§ Provided data
════════════════

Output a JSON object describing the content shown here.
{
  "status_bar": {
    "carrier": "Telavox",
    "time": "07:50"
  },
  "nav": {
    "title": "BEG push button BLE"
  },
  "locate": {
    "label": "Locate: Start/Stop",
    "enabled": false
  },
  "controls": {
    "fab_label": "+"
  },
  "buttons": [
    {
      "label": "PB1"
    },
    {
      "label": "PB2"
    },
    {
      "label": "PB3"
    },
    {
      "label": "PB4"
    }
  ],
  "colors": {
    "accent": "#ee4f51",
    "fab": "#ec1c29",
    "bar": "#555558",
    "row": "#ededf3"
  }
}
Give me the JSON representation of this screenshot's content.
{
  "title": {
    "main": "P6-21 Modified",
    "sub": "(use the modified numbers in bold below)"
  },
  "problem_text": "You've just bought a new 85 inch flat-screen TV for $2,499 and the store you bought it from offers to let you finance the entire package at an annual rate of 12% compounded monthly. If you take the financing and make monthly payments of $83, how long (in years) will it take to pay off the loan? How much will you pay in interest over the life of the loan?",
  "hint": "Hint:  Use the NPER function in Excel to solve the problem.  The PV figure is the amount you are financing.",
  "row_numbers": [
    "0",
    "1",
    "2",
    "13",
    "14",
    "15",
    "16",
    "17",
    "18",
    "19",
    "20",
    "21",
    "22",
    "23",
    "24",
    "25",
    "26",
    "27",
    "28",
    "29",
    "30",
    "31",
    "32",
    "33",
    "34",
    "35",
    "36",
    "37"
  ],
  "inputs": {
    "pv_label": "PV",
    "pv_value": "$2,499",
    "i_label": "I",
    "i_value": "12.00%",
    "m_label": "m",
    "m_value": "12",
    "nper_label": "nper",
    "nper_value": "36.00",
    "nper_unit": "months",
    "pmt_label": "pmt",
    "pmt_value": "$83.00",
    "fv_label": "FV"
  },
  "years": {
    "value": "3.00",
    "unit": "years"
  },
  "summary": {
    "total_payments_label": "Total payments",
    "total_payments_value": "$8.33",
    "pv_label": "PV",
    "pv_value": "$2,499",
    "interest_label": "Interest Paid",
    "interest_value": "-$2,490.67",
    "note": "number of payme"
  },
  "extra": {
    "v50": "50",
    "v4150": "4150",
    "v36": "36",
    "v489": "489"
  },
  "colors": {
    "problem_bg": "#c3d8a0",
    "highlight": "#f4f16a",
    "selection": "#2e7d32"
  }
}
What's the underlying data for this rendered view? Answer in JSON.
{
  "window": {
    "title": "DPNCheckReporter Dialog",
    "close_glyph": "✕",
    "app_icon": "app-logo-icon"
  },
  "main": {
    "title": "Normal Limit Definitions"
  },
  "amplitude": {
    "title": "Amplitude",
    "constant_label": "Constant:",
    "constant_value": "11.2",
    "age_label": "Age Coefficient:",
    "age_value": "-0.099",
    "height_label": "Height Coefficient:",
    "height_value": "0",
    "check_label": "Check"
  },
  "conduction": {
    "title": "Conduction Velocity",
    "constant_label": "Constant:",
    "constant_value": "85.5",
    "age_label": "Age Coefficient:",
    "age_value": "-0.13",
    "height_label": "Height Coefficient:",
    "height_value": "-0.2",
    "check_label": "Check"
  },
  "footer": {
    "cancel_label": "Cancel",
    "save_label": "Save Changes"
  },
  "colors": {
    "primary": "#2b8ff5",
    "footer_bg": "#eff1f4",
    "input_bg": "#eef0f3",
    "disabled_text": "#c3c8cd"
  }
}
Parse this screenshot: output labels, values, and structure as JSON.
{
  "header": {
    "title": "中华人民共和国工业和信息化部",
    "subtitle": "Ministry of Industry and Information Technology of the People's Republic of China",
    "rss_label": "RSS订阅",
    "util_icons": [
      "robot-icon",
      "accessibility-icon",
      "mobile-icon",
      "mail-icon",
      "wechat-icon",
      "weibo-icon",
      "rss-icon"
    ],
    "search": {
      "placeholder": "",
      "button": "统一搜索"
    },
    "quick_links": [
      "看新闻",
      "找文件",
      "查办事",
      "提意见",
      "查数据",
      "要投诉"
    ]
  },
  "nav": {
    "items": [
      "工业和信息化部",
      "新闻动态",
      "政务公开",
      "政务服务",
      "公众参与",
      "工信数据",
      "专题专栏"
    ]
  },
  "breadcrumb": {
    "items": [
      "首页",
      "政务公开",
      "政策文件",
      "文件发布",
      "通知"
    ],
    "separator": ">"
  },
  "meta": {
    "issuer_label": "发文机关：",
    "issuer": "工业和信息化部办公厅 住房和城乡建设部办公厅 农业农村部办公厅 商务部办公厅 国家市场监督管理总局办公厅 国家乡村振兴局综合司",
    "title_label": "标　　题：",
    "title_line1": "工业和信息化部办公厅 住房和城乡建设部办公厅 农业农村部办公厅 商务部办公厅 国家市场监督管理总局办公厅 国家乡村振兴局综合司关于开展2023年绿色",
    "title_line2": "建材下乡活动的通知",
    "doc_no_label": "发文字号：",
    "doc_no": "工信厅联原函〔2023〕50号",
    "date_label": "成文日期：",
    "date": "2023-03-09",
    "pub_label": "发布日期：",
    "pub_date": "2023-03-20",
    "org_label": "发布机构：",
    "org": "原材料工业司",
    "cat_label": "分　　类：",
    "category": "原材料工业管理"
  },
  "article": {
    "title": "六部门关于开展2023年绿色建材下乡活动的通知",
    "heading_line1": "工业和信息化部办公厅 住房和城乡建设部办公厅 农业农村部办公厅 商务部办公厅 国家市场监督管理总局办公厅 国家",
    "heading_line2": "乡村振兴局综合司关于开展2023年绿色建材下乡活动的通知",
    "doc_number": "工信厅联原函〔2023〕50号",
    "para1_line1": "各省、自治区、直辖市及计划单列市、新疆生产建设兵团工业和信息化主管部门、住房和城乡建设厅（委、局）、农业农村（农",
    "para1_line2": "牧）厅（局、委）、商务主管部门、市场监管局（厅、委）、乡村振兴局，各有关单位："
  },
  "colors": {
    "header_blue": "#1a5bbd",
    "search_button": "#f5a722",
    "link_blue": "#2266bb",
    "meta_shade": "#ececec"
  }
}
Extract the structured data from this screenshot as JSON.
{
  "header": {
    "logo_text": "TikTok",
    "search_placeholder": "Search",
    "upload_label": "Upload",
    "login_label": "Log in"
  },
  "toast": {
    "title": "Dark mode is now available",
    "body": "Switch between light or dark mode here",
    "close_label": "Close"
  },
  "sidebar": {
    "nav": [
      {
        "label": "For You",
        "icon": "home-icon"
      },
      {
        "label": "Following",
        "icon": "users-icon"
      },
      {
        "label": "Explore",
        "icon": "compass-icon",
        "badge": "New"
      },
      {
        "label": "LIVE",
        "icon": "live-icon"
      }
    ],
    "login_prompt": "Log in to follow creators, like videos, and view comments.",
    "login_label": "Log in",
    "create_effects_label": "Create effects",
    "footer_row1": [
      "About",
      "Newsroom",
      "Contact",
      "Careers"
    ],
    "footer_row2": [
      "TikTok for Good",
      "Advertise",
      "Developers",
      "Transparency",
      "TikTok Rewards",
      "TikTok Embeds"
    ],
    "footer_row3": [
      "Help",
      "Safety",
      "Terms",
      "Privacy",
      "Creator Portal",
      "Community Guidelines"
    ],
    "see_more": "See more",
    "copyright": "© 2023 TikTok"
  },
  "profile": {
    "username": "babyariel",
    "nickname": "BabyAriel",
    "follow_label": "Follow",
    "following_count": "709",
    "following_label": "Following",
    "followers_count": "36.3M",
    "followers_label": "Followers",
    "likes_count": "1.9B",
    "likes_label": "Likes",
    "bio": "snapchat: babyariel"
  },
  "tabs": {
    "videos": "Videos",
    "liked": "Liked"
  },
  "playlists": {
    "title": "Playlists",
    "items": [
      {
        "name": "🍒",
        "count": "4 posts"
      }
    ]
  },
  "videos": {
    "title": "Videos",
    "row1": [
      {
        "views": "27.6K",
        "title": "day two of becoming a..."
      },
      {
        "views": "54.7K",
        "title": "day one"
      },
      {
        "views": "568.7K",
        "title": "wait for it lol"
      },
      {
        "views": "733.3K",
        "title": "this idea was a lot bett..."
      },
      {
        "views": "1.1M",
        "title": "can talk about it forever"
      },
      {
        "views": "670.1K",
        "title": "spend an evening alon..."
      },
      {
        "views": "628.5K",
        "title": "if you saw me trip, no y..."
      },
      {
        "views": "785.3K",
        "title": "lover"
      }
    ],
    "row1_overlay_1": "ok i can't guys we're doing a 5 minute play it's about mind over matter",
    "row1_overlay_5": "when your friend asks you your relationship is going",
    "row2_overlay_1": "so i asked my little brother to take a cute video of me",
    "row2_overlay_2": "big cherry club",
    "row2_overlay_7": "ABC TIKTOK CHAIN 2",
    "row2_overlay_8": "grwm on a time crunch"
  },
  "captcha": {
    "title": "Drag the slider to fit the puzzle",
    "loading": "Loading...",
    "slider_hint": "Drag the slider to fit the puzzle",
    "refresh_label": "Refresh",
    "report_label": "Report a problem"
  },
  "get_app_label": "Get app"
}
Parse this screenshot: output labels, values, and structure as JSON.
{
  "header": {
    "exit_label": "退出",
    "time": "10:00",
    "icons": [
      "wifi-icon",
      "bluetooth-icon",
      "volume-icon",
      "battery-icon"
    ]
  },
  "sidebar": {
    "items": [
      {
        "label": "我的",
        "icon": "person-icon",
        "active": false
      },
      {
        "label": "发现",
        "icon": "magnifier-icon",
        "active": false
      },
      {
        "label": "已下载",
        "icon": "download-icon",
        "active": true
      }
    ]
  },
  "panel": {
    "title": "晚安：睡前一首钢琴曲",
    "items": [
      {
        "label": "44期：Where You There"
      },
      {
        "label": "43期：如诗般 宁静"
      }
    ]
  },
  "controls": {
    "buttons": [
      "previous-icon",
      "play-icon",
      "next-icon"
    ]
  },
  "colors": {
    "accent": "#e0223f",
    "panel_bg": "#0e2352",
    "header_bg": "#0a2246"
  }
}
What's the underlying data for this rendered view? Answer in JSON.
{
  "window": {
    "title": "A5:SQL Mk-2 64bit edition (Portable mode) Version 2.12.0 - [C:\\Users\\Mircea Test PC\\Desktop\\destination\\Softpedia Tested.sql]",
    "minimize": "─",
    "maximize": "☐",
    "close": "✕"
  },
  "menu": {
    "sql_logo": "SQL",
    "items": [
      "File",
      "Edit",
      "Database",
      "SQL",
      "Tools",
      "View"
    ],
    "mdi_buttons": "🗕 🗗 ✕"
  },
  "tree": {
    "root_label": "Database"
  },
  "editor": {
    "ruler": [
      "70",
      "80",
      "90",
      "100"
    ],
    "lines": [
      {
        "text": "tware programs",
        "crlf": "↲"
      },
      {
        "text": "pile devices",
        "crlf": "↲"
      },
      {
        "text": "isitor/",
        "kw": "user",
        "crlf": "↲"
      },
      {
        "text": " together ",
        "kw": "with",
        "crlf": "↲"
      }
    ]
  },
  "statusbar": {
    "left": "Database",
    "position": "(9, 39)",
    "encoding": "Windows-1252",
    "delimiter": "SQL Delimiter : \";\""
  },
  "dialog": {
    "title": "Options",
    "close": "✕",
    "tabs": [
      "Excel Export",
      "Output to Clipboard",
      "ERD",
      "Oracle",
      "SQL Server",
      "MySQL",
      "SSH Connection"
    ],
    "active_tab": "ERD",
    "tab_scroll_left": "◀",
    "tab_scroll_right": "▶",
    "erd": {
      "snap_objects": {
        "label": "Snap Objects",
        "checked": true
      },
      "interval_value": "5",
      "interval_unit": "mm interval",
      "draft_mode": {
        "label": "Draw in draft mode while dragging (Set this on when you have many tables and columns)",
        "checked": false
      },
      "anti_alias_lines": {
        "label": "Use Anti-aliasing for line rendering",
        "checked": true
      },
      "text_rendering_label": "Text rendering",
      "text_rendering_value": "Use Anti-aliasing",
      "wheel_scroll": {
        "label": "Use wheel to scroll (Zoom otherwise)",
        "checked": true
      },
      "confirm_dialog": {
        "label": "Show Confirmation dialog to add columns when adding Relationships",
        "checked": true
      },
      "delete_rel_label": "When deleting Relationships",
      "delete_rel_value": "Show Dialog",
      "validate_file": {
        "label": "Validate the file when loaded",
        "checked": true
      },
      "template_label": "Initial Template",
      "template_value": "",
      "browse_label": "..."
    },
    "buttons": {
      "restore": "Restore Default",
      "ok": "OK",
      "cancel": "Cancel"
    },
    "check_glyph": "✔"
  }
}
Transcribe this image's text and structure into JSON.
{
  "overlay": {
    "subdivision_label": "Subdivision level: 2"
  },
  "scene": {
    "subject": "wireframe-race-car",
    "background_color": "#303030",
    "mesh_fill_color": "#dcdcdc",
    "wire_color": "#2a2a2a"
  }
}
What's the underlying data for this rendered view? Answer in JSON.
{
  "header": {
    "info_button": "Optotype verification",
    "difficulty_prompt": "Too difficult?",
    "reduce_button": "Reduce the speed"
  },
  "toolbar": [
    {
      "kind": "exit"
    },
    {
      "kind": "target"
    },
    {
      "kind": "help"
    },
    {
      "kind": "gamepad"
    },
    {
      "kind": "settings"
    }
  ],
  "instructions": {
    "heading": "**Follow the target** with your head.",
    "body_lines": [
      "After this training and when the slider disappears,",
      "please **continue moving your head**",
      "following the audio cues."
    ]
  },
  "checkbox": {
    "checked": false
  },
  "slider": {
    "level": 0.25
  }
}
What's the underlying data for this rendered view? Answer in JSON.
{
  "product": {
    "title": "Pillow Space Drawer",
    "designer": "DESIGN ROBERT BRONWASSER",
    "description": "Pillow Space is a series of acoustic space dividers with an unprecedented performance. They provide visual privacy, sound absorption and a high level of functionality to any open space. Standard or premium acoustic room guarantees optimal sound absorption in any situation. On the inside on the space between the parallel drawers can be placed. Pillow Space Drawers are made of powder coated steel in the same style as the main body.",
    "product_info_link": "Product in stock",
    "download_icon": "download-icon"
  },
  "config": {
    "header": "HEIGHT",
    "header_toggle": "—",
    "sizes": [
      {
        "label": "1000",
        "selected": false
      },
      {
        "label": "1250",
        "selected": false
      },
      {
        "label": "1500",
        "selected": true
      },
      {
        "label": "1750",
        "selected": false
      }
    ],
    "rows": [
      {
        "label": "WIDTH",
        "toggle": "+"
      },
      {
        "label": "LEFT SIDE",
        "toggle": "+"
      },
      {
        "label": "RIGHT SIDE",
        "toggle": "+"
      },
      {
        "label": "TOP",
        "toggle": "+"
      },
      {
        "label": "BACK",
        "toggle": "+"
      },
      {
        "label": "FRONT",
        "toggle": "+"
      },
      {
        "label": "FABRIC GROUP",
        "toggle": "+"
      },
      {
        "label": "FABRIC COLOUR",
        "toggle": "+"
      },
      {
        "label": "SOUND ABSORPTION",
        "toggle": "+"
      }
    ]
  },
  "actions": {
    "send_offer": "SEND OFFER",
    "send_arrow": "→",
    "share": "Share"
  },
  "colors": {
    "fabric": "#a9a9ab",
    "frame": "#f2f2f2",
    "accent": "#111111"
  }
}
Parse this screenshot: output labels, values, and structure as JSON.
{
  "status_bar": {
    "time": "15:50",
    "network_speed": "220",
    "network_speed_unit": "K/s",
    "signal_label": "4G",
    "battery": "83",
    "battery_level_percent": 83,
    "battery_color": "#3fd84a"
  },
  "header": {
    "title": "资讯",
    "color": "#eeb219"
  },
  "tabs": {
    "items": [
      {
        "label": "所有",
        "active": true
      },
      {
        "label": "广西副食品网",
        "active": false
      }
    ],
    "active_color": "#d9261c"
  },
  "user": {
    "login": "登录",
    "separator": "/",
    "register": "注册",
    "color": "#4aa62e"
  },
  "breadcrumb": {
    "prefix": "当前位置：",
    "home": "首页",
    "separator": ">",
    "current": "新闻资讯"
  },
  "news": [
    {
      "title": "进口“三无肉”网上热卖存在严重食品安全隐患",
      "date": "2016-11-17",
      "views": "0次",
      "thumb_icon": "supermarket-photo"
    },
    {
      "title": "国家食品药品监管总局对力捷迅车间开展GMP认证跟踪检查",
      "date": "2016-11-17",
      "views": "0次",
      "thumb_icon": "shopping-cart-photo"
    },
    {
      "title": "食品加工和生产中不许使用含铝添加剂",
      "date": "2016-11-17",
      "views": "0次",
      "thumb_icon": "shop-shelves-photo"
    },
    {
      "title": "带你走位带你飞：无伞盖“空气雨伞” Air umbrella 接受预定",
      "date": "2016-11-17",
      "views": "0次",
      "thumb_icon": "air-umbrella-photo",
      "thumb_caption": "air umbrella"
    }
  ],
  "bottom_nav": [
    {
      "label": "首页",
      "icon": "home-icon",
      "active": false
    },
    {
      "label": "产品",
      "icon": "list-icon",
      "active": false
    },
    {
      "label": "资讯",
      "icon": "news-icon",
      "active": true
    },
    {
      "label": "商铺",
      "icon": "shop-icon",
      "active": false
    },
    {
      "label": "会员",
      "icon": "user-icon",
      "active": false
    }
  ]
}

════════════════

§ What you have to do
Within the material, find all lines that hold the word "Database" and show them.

§ Output
      "Database",
    "root_label": "Database"
    "left": "Database",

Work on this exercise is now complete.